[Start of Attachment]

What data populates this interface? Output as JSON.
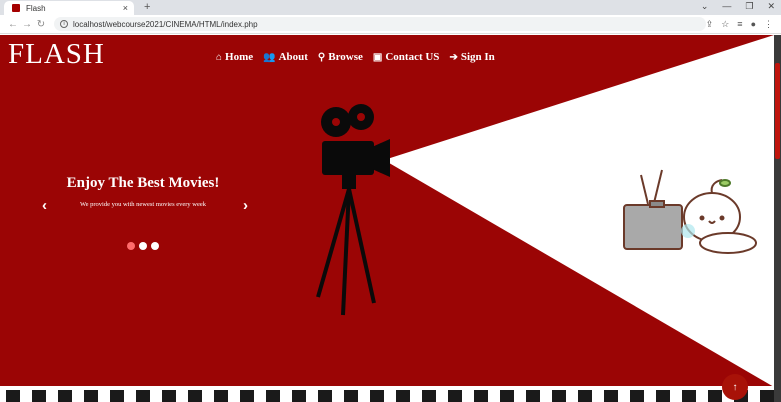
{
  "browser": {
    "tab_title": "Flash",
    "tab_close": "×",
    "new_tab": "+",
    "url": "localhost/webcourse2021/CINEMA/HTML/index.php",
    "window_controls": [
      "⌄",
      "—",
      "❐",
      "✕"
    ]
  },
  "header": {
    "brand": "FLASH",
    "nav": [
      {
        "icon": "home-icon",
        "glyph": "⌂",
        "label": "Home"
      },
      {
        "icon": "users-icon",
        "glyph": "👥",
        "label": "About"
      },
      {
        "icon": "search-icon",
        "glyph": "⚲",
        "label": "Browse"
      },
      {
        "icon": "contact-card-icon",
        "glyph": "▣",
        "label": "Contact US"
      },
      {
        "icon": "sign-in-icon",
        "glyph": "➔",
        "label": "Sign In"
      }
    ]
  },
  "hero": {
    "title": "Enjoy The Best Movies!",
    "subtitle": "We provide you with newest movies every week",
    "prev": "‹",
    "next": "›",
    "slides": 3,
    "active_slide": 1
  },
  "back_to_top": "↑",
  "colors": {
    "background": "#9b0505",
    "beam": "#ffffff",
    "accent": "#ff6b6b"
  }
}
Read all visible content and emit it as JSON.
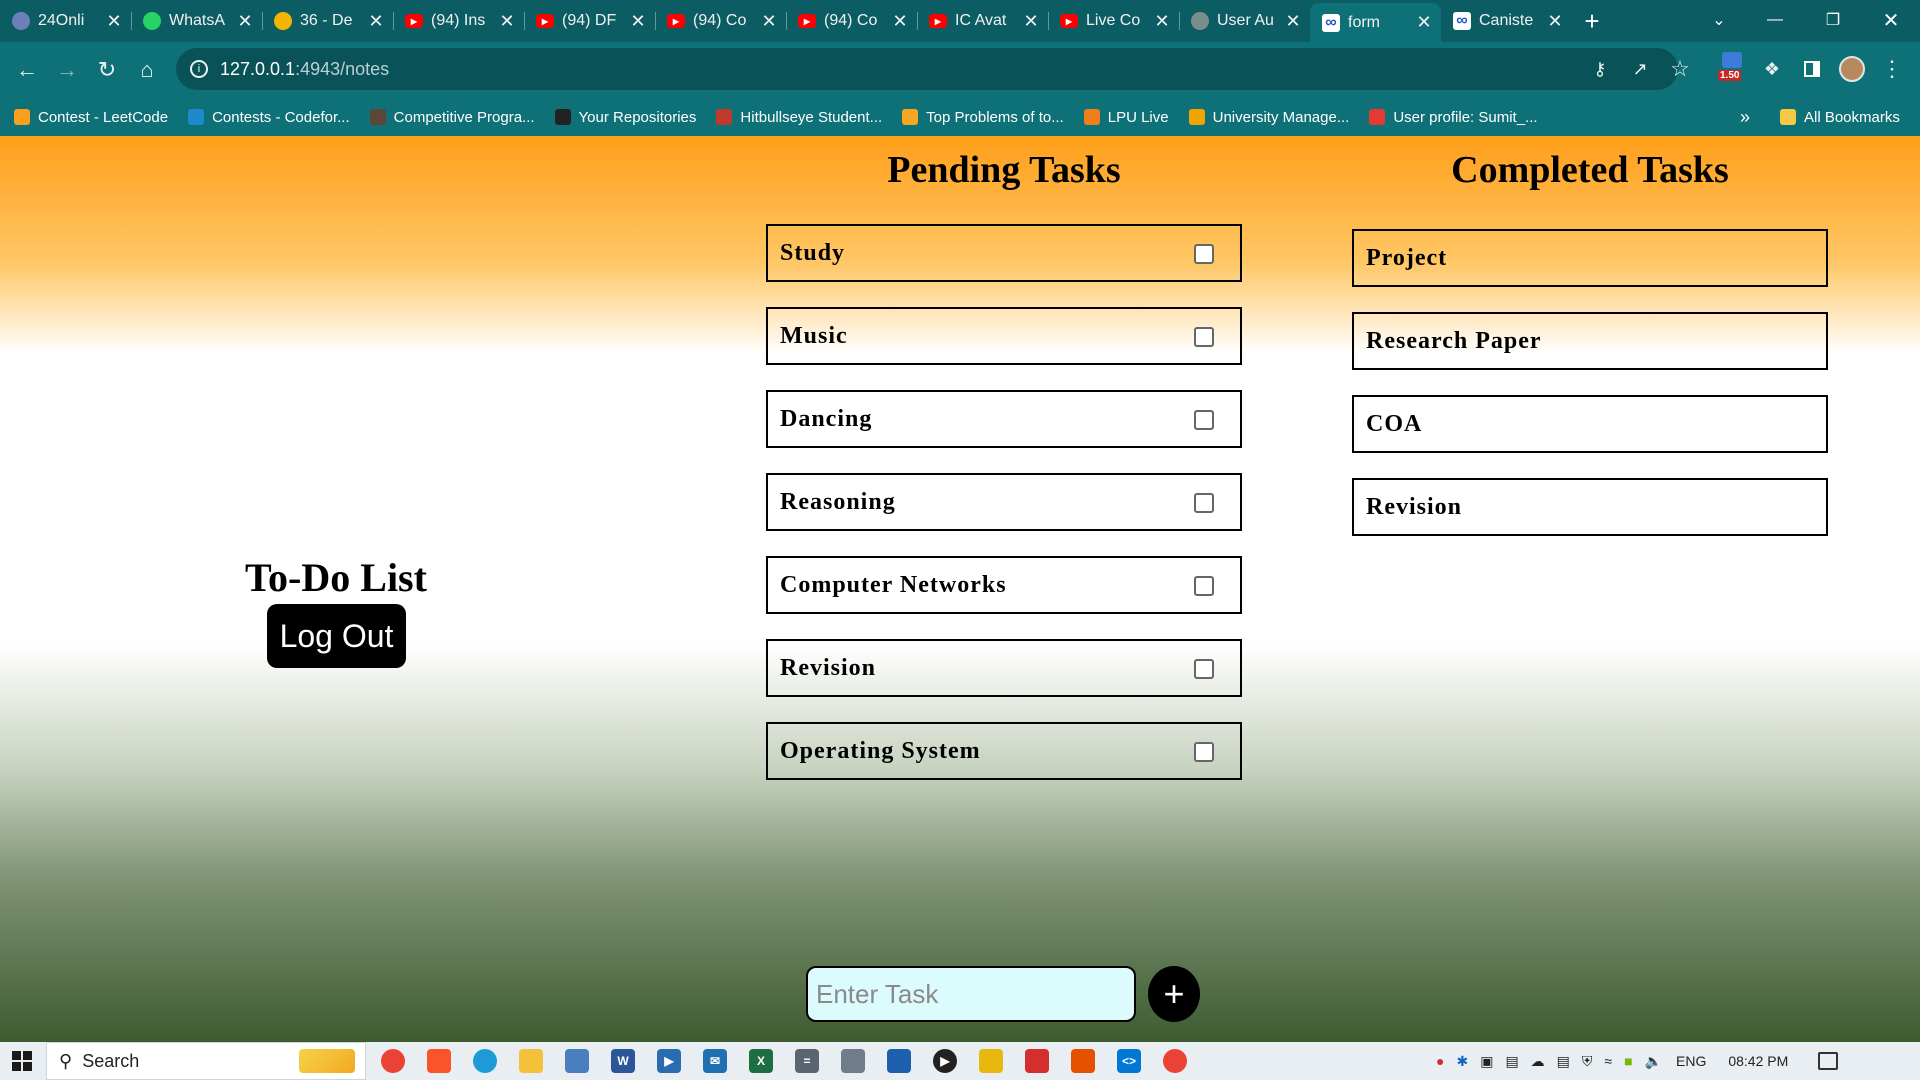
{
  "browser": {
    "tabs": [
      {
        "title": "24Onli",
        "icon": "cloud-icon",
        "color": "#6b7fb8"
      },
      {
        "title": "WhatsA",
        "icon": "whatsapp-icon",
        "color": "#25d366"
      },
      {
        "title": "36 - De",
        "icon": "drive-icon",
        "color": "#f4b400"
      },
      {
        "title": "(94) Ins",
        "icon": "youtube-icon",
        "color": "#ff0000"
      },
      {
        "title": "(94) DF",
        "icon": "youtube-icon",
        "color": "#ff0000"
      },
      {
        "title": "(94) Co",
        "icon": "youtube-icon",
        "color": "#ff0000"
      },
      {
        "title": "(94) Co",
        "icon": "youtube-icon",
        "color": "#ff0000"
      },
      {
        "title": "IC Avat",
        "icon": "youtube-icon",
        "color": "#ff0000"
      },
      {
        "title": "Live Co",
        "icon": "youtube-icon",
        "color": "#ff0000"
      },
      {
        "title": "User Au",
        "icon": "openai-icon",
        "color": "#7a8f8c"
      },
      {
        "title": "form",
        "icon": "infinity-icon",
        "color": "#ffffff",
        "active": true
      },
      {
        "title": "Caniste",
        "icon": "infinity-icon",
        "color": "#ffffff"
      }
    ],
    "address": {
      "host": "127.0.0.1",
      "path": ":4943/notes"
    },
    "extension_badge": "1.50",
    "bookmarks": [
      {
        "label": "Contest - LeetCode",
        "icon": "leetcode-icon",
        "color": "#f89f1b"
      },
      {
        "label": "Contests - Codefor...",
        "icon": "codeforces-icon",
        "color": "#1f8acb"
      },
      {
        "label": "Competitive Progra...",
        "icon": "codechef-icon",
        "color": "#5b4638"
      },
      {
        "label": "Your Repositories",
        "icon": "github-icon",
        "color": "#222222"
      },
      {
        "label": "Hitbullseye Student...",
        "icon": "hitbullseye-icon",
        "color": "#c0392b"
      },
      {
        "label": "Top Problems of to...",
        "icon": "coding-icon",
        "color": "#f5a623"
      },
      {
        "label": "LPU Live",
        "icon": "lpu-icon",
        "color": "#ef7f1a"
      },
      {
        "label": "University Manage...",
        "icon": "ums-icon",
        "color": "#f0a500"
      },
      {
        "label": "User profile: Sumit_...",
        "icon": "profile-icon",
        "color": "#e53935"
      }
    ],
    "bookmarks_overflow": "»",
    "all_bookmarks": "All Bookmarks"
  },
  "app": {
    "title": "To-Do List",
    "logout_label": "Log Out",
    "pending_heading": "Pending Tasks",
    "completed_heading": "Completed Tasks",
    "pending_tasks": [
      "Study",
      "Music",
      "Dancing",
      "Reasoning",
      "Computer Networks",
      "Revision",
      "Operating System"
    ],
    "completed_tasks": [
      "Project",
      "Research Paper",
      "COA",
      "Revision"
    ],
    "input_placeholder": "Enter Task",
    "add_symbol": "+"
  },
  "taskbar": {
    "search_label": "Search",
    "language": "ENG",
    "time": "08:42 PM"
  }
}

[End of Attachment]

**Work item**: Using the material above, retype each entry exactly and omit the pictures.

**Task response**:
What data populates this interface? Output as JSON.
{
  "browser": {
    "tab_title": "Flash",
    "tab_close": "×",
    "new_tab": "+",
    "url": "localhost/webcourse2021/CINEMA/HTML/index.php",
    "window_controls": [
      "⌄",
      "—",
      "❐",
      "✕"
    ]
  },
  "header": {
    "brand": "FLASH",
    "nav": [
      {
        "icon": "home-icon",
        "glyph": "⌂",
        "label": "Home"
      },
      {
        "icon": "users-icon",
        "glyph": "👥",
        "label": "About"
      },
      {
        "icon": "search-icon",
        "glyph": "⚲",
        "label": "Browse"
      },
      {
        "icon": "contact-card-icon",
        "glyph": "▣",
        "label": "Contact US"
      },
      {
        "icon": "sign-in-icon",
        "glyph": "➔",
        "label": "Sign In"
      }
    ]
  },
  "hero": {
    "title": "Enjoy The Best Movies!",
    "subtitle": "We provide you with newest movies every week",
    "prev": "‹",
    "next": "›",
    "slides": 3,
    "active_slide": 1
  },
  "back_to_top": "↑",
  "colors": {
    "background": "#9b0505",
    "beam": "#ffffff",
    "accent": "#ff6b6b"
  }
}
Read all visible content and emit it as JSON.
{
  "browser": {
    "tabs": [
      {
        "title": "24Onli",
        "icon": "cloud-icon",
        "color": "#6b7fb8"
      },
      {
        "title": "WhatsA",
        "icon": "whatsapp-icon",
        "color": "#25d366"
      },
      {
        "title": "36 - De",
        "icon": "drive-icon",
        "color": "#f4b400"
      },
      {
        "title": "(94) Ins",
        "icon": "youtube-icon",
        "color": "#ff0000"
      },
      {
        "title": "(94) DF",
        "icon": "youtube-icon",
        "color": "#ff0000"
      },
      {
        "title": "(94) Co",
        "icon": "youtube-icon",
        "color": "#ff0000"
      },
      {
        "title": "(94) Co",
        "icon": "youtube-icon",
        "color": "#ff0000"
      },
      {
        "title": "IC Avat",
        "icon": "youtube-icon",
        "color": "#ff0000"
      },
      {
        "title": "Live Co",
        "icon": "youtube-icon",
        "color": "#ff0000"
      },
      {
        "title": "User Au",
        "icon": "openai-icon",
        "color": "#7a8f8c"
      },
      {
        "title": "form",
        "icon": "infinity-icon",
        "color": "#ffffff",
        "active": true
      },
      {
        "title": "Caniste",
        "icon": "infinity-icon",
        "color": "#ffffff"
      }
    ],
    "address": {
      "host": "127.0.0.1",
      "path": ":4943/notes"
    },
    "extension_badge": "1.50",
    "bookmarks": [
      {
        "label": "Contest - LeetCode",
        "icon": "leetcode-icon",
        "color": "#f89f1b"
      },
      {
        "label": "Contests - Codefor...",
        "icon": "codeforces-icon",
        "color": "#1f8acb"
      },
      {
        "label": "Competitive Progra...",
        "icon": "codechef-icon",
        "color": "#5b4638"
      },
      {
        "label": "Your Repositories",
        "icon": "github-icon",
        "color": "#222222"
      },
      {
        "label": "Hitbullseye Student...",
        "icon": "hitbullseye-icon",
        "color": "#c0392b"
      },
      {
        "label": "Top Problems of to...",
        "icon": "coding-icon",
        "color": "#f5a623"
      },
      {
        "label": "LPU Live",
        "icon": "lpu-icon",
        "color": "#ef7f1a"
      },
      {
        "label": "University Manage...",
        "icon": "ums-icon",
        "color": "#f0a500"
      },
      {
        "label": "User profile: Sumit_...",
        "icon": "profile-icon",
        "color": "#e53935"
      }
    ],
    "bookmarks_overflow": "»",
    "all_bookmarks": "All Bookmarks"
  },
  "app": {
    "title": "To-Do List",
    "logout_label": "Log Out",
    "pending_heading": "Pending Tasks",
    "completed_heading": "Completed Tasks",
    "pending_tasks": [
      "Study",
      "Music",
      "Dancing",
      "Reasoning",
      "Computer Networks",
      "Revision",
      "Operating System"
    ],
    "completed_tasks": [
      "Project",
      "Research Paper",
      "COA",
      "Revision"
    ],
    "input_placeholder": "Enter Task",
    "add_symbol": "+"
  },
  "taskbar": {
    "search_label": "Search",
    "language": "ENG",
    "time": "08:42 PM"
  }
}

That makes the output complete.